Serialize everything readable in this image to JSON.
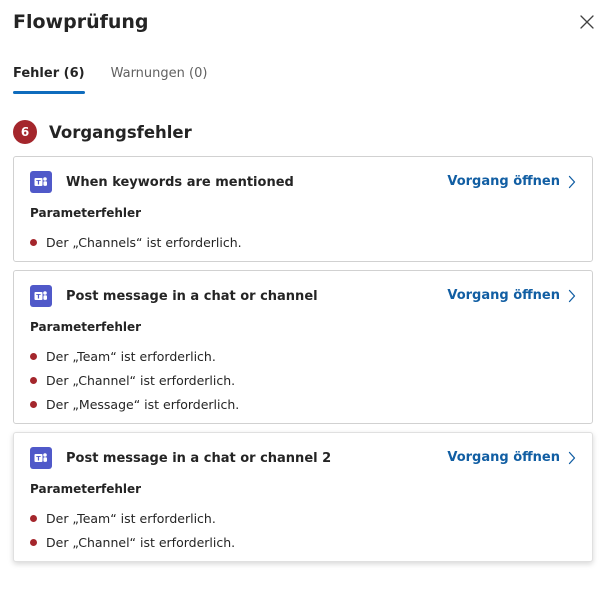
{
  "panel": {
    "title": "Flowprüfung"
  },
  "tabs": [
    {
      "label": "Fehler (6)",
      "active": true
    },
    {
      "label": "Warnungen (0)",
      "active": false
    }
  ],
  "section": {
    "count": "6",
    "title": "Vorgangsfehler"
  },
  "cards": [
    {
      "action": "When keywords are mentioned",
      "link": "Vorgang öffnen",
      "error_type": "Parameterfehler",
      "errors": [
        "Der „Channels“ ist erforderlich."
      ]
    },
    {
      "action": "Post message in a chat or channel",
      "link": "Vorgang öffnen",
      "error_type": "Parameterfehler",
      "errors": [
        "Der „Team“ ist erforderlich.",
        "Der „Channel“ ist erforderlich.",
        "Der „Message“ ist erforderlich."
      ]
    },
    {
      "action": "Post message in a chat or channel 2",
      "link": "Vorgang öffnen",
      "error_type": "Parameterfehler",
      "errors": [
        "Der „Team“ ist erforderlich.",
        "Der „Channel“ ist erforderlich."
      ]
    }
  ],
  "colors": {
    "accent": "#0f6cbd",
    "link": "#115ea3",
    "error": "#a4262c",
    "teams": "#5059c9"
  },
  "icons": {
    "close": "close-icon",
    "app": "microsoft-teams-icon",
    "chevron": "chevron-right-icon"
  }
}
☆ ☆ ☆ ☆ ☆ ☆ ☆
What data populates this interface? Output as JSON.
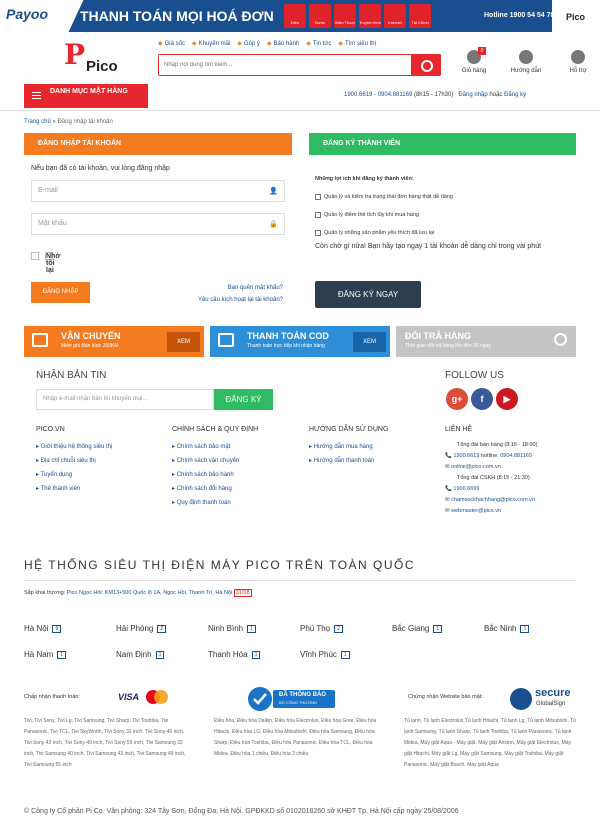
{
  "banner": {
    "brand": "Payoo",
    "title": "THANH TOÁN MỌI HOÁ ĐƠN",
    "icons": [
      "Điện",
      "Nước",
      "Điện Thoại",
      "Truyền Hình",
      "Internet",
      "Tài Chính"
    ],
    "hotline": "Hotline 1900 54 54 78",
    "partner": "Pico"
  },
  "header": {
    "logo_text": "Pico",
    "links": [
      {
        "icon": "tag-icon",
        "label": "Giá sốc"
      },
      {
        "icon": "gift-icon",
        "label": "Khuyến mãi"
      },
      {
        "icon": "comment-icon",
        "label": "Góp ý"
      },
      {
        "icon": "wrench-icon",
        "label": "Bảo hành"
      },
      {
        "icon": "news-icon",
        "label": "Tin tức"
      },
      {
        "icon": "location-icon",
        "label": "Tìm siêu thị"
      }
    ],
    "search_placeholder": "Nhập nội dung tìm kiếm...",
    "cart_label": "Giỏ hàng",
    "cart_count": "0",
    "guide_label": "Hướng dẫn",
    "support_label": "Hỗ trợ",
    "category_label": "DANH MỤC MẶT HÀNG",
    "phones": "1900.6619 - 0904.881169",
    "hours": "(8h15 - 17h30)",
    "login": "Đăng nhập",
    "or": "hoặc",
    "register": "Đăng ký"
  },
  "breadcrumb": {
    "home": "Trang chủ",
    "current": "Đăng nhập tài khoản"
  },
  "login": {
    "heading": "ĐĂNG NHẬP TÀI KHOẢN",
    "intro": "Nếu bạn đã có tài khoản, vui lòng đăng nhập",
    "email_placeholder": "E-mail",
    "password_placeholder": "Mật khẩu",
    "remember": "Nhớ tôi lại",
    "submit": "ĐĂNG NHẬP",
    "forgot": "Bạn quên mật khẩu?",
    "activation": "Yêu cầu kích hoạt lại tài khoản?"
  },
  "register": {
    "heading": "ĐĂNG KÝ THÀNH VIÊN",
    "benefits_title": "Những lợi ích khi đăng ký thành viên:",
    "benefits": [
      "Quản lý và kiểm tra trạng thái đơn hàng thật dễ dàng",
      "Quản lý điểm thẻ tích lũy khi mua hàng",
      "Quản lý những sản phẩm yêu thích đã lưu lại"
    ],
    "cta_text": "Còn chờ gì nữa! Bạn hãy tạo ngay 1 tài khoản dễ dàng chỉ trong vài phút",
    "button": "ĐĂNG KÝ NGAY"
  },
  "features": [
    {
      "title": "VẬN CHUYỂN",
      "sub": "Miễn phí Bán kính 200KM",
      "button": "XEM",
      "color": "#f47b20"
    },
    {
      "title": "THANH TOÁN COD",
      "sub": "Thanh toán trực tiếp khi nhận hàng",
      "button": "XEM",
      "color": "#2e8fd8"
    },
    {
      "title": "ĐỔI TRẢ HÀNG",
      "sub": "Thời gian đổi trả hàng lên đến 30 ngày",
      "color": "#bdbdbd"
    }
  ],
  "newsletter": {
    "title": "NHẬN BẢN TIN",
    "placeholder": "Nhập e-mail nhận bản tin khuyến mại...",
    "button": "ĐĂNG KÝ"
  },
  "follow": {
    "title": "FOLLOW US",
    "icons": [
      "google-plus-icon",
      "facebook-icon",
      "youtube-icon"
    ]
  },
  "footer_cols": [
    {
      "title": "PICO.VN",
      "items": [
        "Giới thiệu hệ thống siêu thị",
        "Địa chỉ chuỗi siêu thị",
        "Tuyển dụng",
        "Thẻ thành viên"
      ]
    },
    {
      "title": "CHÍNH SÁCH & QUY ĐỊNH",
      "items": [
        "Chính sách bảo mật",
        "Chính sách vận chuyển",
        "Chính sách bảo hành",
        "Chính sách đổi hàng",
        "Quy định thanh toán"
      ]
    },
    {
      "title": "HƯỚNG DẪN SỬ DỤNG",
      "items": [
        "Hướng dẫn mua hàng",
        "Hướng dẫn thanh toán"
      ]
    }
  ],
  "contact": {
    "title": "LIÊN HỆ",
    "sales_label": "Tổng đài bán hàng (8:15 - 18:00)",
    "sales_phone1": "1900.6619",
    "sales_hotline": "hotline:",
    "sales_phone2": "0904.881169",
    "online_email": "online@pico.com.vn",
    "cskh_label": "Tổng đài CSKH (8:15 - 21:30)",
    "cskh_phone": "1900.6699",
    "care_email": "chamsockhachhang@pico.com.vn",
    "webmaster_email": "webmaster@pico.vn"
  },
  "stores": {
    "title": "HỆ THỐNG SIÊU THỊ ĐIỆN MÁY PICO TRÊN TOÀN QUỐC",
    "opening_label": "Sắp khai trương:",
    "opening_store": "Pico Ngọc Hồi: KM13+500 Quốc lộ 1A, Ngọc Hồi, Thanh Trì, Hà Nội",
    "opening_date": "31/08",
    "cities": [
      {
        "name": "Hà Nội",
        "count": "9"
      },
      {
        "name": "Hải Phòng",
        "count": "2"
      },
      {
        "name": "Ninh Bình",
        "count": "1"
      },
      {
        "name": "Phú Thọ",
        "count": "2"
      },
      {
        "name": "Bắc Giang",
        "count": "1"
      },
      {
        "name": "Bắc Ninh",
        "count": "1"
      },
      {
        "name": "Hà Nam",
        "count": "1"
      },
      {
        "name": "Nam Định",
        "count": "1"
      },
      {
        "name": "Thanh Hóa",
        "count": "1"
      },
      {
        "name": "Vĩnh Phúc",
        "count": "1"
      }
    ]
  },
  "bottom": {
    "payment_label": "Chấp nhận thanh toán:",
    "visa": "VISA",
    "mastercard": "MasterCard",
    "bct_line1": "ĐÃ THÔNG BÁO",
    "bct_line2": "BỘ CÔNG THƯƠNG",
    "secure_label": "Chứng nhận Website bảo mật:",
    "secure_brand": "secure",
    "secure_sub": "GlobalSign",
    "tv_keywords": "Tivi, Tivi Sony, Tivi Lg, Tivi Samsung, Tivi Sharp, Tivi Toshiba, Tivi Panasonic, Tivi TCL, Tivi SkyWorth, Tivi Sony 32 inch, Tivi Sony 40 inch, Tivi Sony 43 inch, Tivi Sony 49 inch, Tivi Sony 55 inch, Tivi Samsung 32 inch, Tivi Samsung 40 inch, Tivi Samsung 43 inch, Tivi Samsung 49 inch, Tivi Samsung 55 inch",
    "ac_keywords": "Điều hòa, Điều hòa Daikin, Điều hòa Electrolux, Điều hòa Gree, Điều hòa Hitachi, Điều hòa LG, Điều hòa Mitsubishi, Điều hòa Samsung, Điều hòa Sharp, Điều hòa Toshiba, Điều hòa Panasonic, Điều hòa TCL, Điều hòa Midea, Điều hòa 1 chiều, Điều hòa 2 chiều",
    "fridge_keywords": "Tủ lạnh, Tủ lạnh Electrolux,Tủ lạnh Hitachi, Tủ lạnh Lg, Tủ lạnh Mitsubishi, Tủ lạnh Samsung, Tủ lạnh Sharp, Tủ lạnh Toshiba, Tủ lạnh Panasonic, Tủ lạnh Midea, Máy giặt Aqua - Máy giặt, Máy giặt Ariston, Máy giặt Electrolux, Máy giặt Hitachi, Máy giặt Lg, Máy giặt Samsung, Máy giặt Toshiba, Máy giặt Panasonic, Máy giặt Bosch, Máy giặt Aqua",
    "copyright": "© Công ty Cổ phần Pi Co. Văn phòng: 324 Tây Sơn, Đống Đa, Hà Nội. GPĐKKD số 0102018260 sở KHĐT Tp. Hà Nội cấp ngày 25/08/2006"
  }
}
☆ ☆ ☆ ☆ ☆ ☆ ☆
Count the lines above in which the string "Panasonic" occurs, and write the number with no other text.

▶ [Written response] 3